Placed on autonomous power, Soyuz will activate its docking mechanism and issue its undocking command at precisely 01:01 UTC on Wednesday, beginning the process of demating structural interfaces with ISS so that loaded springs can push the 7,200-Kilogram spacecraft away from its Poisk docking port at 01:02:30 UTC.
A pair of departure maneuvers will put the Soyuz on a course away from ISS, aiming for a position 12 Kilometers from the Station for the deorbit burn, set to start at 3:32:43 UTC – a precisely timed burn of the SKD propulsion system of the Soyuz, lasting four minutes and 40 seconds to slow the spacecraft down sufficiently for it to drop out of orbit. Just before hitting the atmosphere, the Soyuz spacecraft will split in three as only the small Entry Module is outfitted with thermal protection systems to survive the high-speed re-entry, set to start at 4:03 UTC.

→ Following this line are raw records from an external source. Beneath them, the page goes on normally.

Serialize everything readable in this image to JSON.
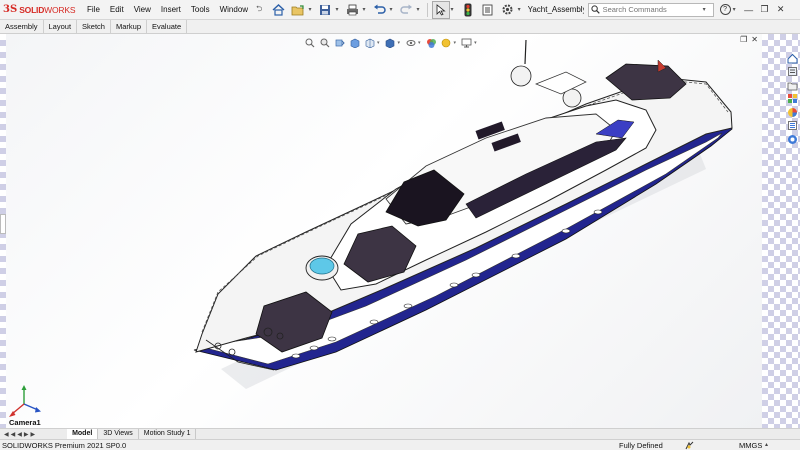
{
  "app": {
    "logo_prefix": "3S",
    "logo_bold": "SOLID",
    "logo_light": "WORKS",
    "document_title": "Yacht_Assembly..."
  },
  "menu": [
    "File",
    "Edit",
    "View",
    "Insert",
    "Tools",
    "Window"
  ],
  "search": {
    "placeholder": "Search Commands"
  },
  "command_tabs": [
    "Assembly",
    "Layout",
    "Sketch",
    "Markup",
    "Evaluate"
  ],
  "bottom_tabs": [
    {
      "label": "Model",
      "active": true
    },
    {
      "label": "3D Views",
      "active": false
    },
    {
      "label": "Motion Study 1",
      "active": false
    }
  ],
  "viewport": {
    "view_label": "Camera1"
  },
  "status": {
    "product": "SOLIDWORKS Premium 2021 SP0.0",
    "state": "Fully Defined",
    "units": "MMGS"
  },
  "colors": {
    "accent_red": "#d62a24",
    "hull_blue": "#22258f",
    "deck_dark": "#3d3444",
    "checker": "#cfcfe6"
  },
  "icons": {
    "toolbar": [
      "home-icon",
      "open-icon",
      "save-icon",
      "print-icon",
      "undo-icon",
      "redo-icon",
      "select-icon",
      "traffic-light-icon",
      "file-properties-icon",
      "options-icon"
    ],
    "heads_up": [
      "zoom-to-fit-icon",
      "zoom-area-icon",
      "previous-view-icon",
      "section-view-icon",
      "view-orientation-icon",
      "display-style-icon",
      "hide-show-icon",
      "edit-appearance-icon",
      "scene-icon",
      "view-settings-icon",
      "display-icon"
    ],
    "task_pane": [
      "solidworks-resources-icon",
      "design-library-icon",
      "file-explorer-icon",
      "view-palette-icon",
      "appearances-icon",
      "custom-properties-icon",
      "forum-icon"
    ]
  }
}
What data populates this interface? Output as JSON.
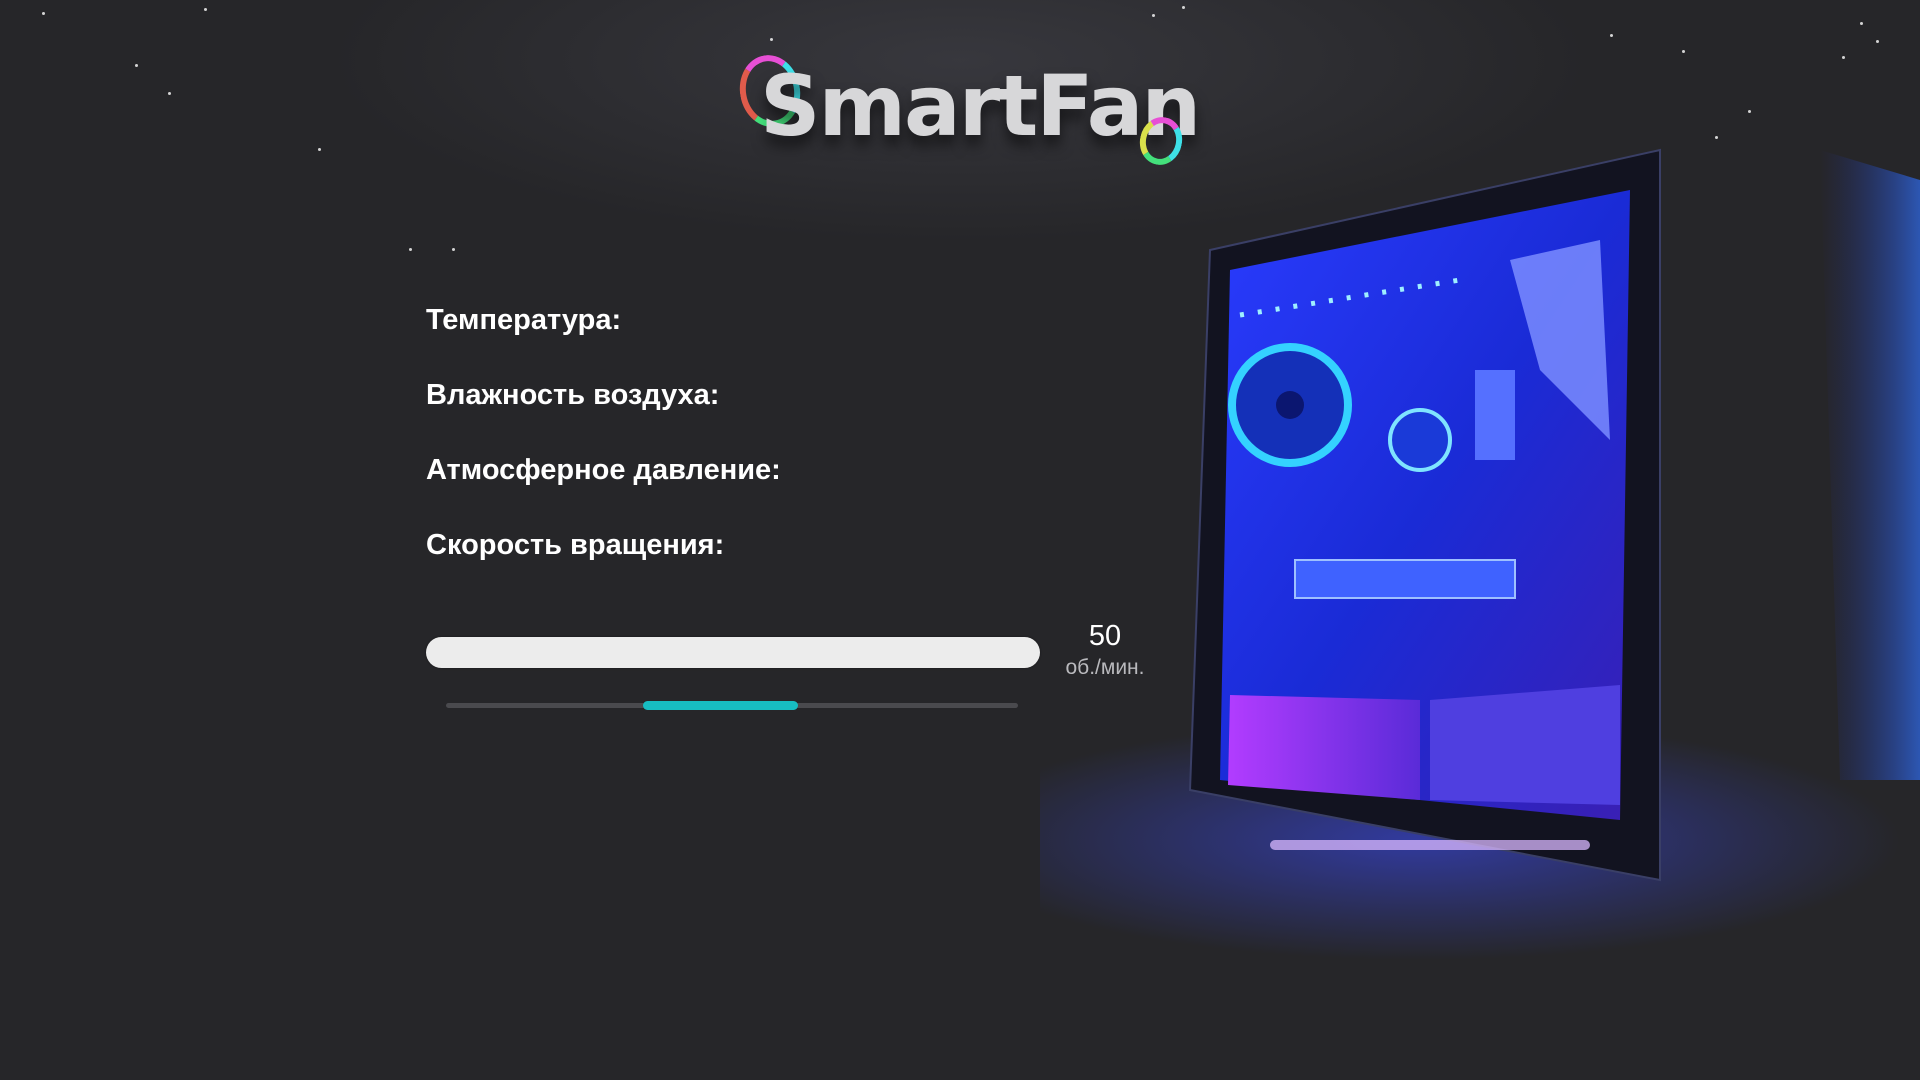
{
  "app": {
    "logo_text": "SmartFan"
  },
  "info": {
    "temperature_label": "Температура:",
    "humidity_label": "Влажность воздуха:",
    "pressure_label": "Атмосферное давление:",
    "speed_label": "Скорость вращения:"
  },
  "speed": {
    "value": "50",
    "unit": "об./мин.",
    "slider_start_fraction": 0.345,
    "slider_end_fraction": 0.615
  },
  "colors": {
    "background": "#262629",
    "accent": "#17bdc2",
    "pc_glow": "#3b4bff",
    "pc_underglow": "#c9a0ff"
  },
  "icons": {
    "logo_fans": "rgb-fan-icon",
    "case_art": "pc-case-image"
  }
}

Re-entering the atmosphere, the all-veteran crew will know what to expect – beginning with a small sensation of gravity before the forces of re-entry start building up and the exterior of the spacecraft begins glowing bright yellow as plasma builds up around the Soyuz, with temperatures on the heat shield reaching 1,600°C. The crew will pull north of four Gs, slowing down in the atmosphere to reach a sub-sonic speed for the deployment of the parachutes, 11 Kilometers in altitude.

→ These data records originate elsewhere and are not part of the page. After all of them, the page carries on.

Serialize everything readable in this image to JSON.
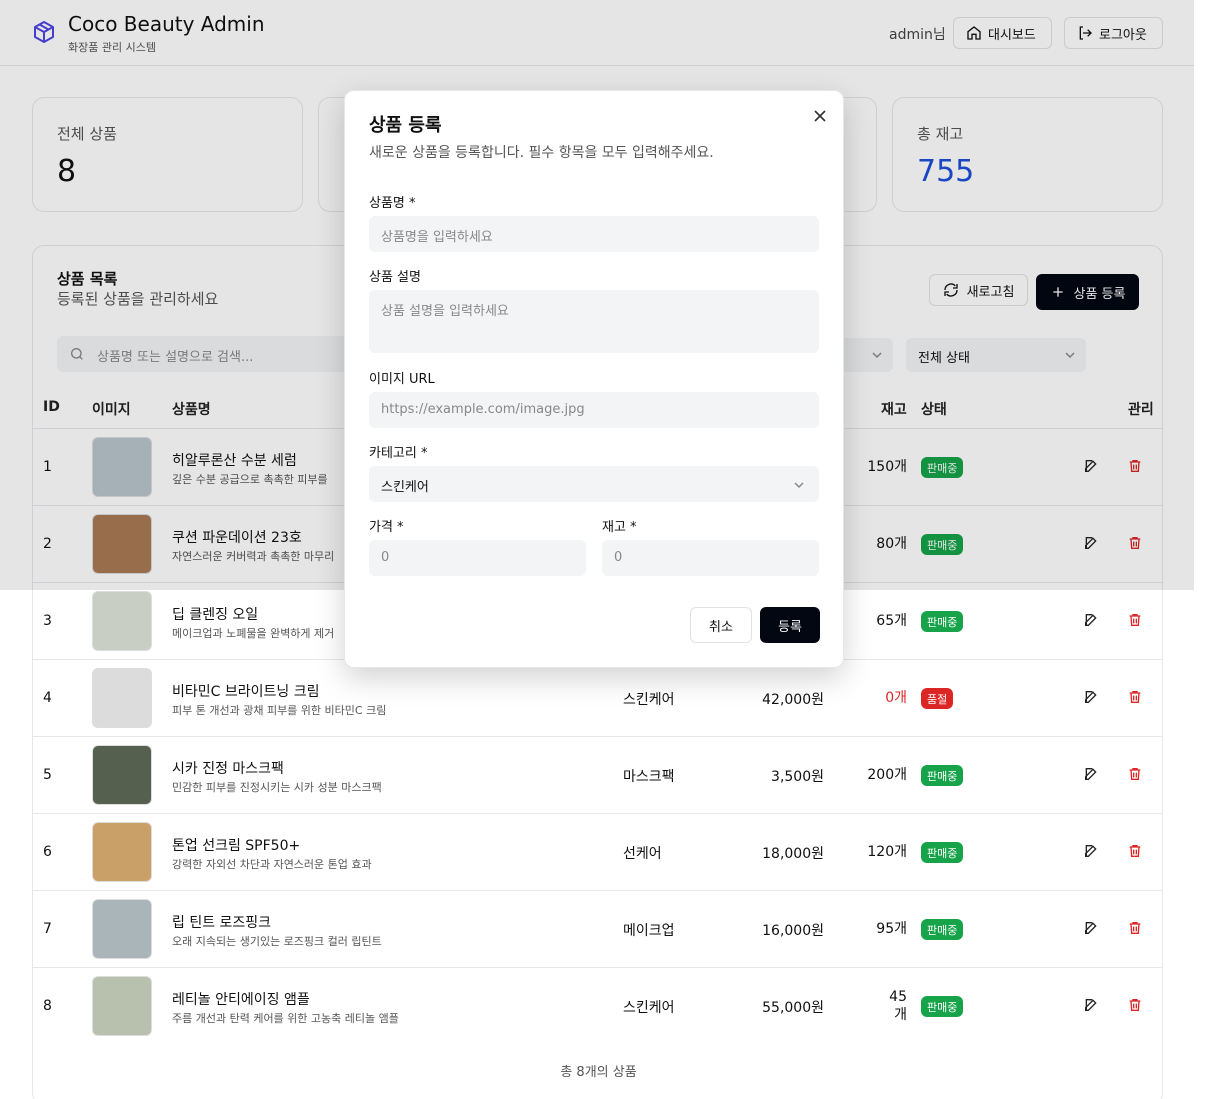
{
  "header": {
    "title": "Coco Beauty Admin",
    "subtitle": "화장품 관리 시스템",
    "user": "admin님",
    "dashboard_label": "대시보드",
    "logout_label": "로그아웃"
  },
  "stats": [
    {
      "label": "전체 상품",
      "value": "8"
    },
    {
      "label": "",
      "value": ""
    },
    {
      "label": "",
      "value": ""
    },
    {
      "label": "총 재고",
      "value": "755"
    }
  ],
  "list": {
    "title": "상품 목록",
    "subtitle": "등록된 상품을 관리하세요",
    "refresh_label": "새로고침",
    "add_label": "상품 등록",
    "search_placeholder": "상품명 또는 설명으로 검색...",
    "status_filter": "전체 상태",
    "columns": {
      "id": "ID",
      "image": "이미지",
      "name": "상품명",
      "stock": "재고",
      "status": "상태",
      "actions": "관리"
    },
    "rows": [
      {
        "id": "1",
        "name": "히알루론산 수분 세럼",
        "desc": "깊은 수분 공급으로 촉촉한 피부를",
        "category": "",
        "price": "",
        "stock": "150개",
        "status": "판매중",
        "status_color": "#16a34a",
        "img_color": "#b9c4cc"
      },
      {
        "id": "2",
        "name": "쿠션 파운데이션 23호",
        "desc": "자연스러운 커버력과 촉촉한 마무리",
        "category": "",
        "price": "",
        "stock": "80개",
        "status": "판매중",
        "status_color": "#16a34a",
        "img_color": "#a97a55"
      },
      {
        "id": "3",
        "name": "딥 클렌징 오일",
        "desc": "메이크업과 노폐물을 완벽하게 제거",
        "category": "",
        "price": "",
        "stock": "65개",
        "status": "판매중",
        "status_color": "#16a34a",
        "img_color": "#c9cec5"
      },
      {
        "id": "4",
        "name": "비타민C 브라이트닝 크림",
        "desc": "피부 톤 개선과 광채 피부를 위한 비타민C 크림",
        "category": "스킨케어",
        "price": "42,000원",
        "stock": "0개",
        "status": "품절",
        "status_color": "#dc2626",
        "img_color": "#dcdcdc"
      },
      {
        "id": "5",
        "name": "시카 진정 마스크팩",
        "desc": "민감한 피부를 진정시키는 시카 성분 마스크팩",
        "category": "마스크팩",
        "price": "3,500원",
        "stock": "200개",
        "status": "판매중",
        "status_color": "#16a34a",
        "img_color": "#56604f"
      },
      {
        "id": "6",
        "name": "톤업 선크림 SPF50+",
        "desc": "강력한 자외선 차단과 자연스러운 톤업 효과",
        "category": "선케어",
        "price": "18,000원",
        "stock": "120개",
        "status": "판매중",
        "status_color": "#16a34a",
        "img_color": "#caa069"
      },
      {
        "id": "7",
        "name": "립 틴트 로즈핑크",
        "desc": "오래 지속되는 생기있는 로즈핑크 컬러 립틴트",
        "category": "메이크업",
        "price": "16,000원",
        "stock": "95개",
        "status": "판매중",
        "status_color": "#16a34a",
        "img_color": "#a9b5b8"
      },
      {
        "id": "8",
        "name": "레티놀 안티에이징 앰플",
        "desc": "주름 개선과 탄력 케어를 위한 고농축 레티놀 앰플",
        "category": "스킨케어",
        "price": "55,000원",
        "stock": "45\n개",
        "status": "판매중",
        "status_color": "#16a34a",
        "img_color": "#b8c0ae"
      }
    ],
    "footer": "총 8개의 상품"
  },
  "modal": {
    "title": "상품 등록",
    "description": "새로운 상품을 등록합니다. 필수 항목을 모두 입력해주세요.",
    "name_label": "상품명 *",
    "name_placeholder": "상품명을 입력하세요",
    "desc_label": "상품 설명",
    "desc_placeholder": "상품 설명을 입력하세요",
    "image_label": "이미지 URL",
    "image_placeholder": "https://example.com/image.jpg",
    "category_label": "카테고리 *",
    "category_value": "스킨케어",
    "price_label": "가격 *",
    "price_placeholder": "0",
    "stock_label": "재고 *",
    "stock_placeholder": "0",
    "cancel_label": "취소",
    "submit_label": "등록"
  }
}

First, Soyuz will deploy a pair of pilot chutes that pull out a drogue chute to enable the craft to slow down sufficiently for the deployment of the huge orange-and-white main chute which will mark the transition to a quiet vertical descent – allowing the crew to prepare for the culmination of their return trip when Soyuz will fire its Soft Landing Engines and, moments later, makes contact with Terra Firma. Landing is set for 4:25 UTC around 140 Kilometers from the city of Karaganda.
A small armada of helicopters, All Terrain Vehicles and offroad vehicles will rush to the landed Soyuz spacecraft to begin the process of extracting the crew. Part of the recovery crew will be Cosmonaut Gennady Padalka who promised his fellow TMA-16M crew members to be present at their landing, welcoming them back to Earth.
Once outside the Soyuz, the crew will have a few minutes to acclimate and take a breath of fresh morning air. They will be seated in reclining chairs, undergo a quick medical assessment and have the opportunity of a short phone call with their families before being carried into a medical tent for closer examinations and experiments.
The crew will part ways after a short welcoming ceremony in Karaganda as Scott Kelly departs for the Johnson Space Center while Volkov and Kornienko board a plane to the Gagarin Cosmonaut Training Center. All of them will be looking at two months of blood draws, scans and lab tests to document how their bodies changed in space and how they re-adapt to gravity.
Scientists will be busy for months and years pouring over data gathered as part of the longest ISS mission to date, also evaluating whether similar one-year missions are needed to collect additional insights. Currently, there are no firm plans for extended ISS flights as the partner agencies await the results from this pilot study that is hoped to pave the way to similar long-duration missions, possibly beyond the one-year mark. Also under advisement is a simulated Mars mission that would see a crew launch to ISS, spend six months in orbit and then land on Earth for two or three months of activities in a gravity environment followed by another six-month stint in space.
ISS was built for the specific purpose of developing technology and procedures for extended missions to distant targets and there is a strong desire to keep pushing the duration of space missions as a stepping stone to flights Beyond Earth Orbit.